■ YOUR TASK
I need all the entries repeated exactly as written.

# # # # #

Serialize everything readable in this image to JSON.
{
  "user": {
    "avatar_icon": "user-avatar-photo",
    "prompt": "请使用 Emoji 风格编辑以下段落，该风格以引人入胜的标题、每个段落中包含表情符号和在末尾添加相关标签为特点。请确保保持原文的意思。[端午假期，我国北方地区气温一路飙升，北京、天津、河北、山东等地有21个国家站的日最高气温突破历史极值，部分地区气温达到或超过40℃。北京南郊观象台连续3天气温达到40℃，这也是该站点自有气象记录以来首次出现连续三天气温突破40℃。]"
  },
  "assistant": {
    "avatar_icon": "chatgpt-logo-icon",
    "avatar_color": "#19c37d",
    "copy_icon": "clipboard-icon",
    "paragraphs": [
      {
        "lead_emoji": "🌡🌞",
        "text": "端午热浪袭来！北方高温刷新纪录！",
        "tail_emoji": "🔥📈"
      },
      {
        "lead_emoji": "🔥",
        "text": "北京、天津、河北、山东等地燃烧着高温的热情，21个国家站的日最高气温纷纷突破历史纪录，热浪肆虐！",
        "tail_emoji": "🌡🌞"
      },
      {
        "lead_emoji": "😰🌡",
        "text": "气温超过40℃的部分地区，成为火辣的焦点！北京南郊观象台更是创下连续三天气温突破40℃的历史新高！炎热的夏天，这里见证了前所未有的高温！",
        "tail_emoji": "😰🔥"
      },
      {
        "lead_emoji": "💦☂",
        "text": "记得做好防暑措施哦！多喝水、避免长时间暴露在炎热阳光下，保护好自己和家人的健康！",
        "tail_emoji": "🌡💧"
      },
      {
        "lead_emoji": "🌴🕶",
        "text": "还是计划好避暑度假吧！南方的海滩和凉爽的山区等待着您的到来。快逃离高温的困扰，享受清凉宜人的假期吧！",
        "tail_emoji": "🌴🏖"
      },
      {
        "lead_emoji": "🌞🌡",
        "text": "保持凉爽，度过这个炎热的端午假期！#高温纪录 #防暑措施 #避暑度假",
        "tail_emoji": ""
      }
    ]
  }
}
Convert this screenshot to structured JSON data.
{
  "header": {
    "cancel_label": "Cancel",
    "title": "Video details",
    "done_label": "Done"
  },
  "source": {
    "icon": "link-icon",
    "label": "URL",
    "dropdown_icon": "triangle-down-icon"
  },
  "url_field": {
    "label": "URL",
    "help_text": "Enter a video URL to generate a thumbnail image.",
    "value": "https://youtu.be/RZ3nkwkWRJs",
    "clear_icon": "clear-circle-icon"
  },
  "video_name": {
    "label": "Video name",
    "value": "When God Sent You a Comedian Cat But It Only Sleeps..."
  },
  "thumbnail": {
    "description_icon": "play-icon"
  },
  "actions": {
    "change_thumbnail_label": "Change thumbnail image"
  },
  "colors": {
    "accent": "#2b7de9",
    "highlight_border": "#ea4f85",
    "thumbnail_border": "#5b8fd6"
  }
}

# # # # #

■ YOUR SOLUTION
Serialize everything readable in this image to JSON.
{
  "user": {
    "avatar_icon": "user-avatar-photo",
    "prompt": "请使用 Emoji 风格编辑以下段落，该风格以引人入胜的标题、每个段落中包含表情符号和在末尾添加相关标签为特点。请确保保持原文的意思。[端午假期，我国北方地区气温一路飙升，北京、天津、河北、山东等地有21个国家站的日最高气温突破历史极值，部分地区气温达到或超过40℃。北京南郊观象台连续3天气温达到40℃，这也是该站点自有气象记录以来首次出现连续三天气温突破40℃。]"
  },
  "assistant": {
    "avatar_icon": "chatgpt-logo-icon",
    "avatar_color": "#19c37d",
    "copy_icon": "clipboard-icon",
    "paragraphs": [
      {
        "lead_emoji": "🌡🌞",
        "text": "端午热浪袭来！北方高温刷新纪录！",
        "tail_emoji": "🔥📈"
      },
      {
        "lead_emoji": "🔥",
        "text": "北京、天津、河北、山东等地燃烧着高温的热情，21个国家站的日最高气温纷纷突破历史纪录，热浪肆虐！",
        "tail_emoji": "🌡🌞"
      },
      {
        "lead_emoji": "😰🌡",
        "text": "气温超过40℃的部分地区，成为火辣的焦点！北京南郊观象台更是创下连续三天气温突破40℃的历史新高！炎热的夏天，这里见证了前所未有的高温！",
        "tail_emoji": "😰🔥"
      },
      {
        "lead_emoji": "💦☂",
        "text": "记得做好防暑措施哦！多喝水、避免长时间暴露在炎热阳光下，保护好自己和家人的健康！",
        "tail_emoji": "🌡💧"
      },
      {
        "lead_emoji": "🌴🕶",
        "text": "还是计划好避暑度假吧！南方的海滩和凉爽的山区等待着您的到来。快逃离高温的困扰，享受清凉宜人的假期吧！",
        "tail_emoji": "🌴🏖"
      },
      {
        "lead_emoji": "🌞🌡",
        "text": "保持凉爽，度过这个炎热的端午假期！#高温纪录 #防暑措施 #避暑度假",
        "tail_emoji": ""
      }
    ]
  }
}
Convert this screenshot to structured JSON data.
{
  "header": {
    "cancel_label": "Cancel",
    "title": "Video details",
    "done_label": "Done"
  },
  "source": {
    "icon": "link-icon",
    "label": "URL",
    "dropdown_icon": "triangle-down-icon"
  },
  "url_field": {
    "label": "URL",
    "help_text": "Enter a video URL to generate a thumbnail image.",
    "value": "https://youtu.be/RZ3nkwkWRJs",
    "clear_icon": "clear-circle-icon"
  },
  "video_name": {
    "label": "Video name",
    "value": "When God Sent You a Comedian Cat But It Only Sleeps..."
  },
  "thumbnail": {
    "description_icon": "play-icon"
  },
  "actions": {
    "change_thumbnail_label": "Change thumbnail image"
  },
  "colors": {
    "accent": "#2b7de9",
    "highlight_border": "#ea4f85",
    "thumbnail_border": "#5b8fd6"
  }
}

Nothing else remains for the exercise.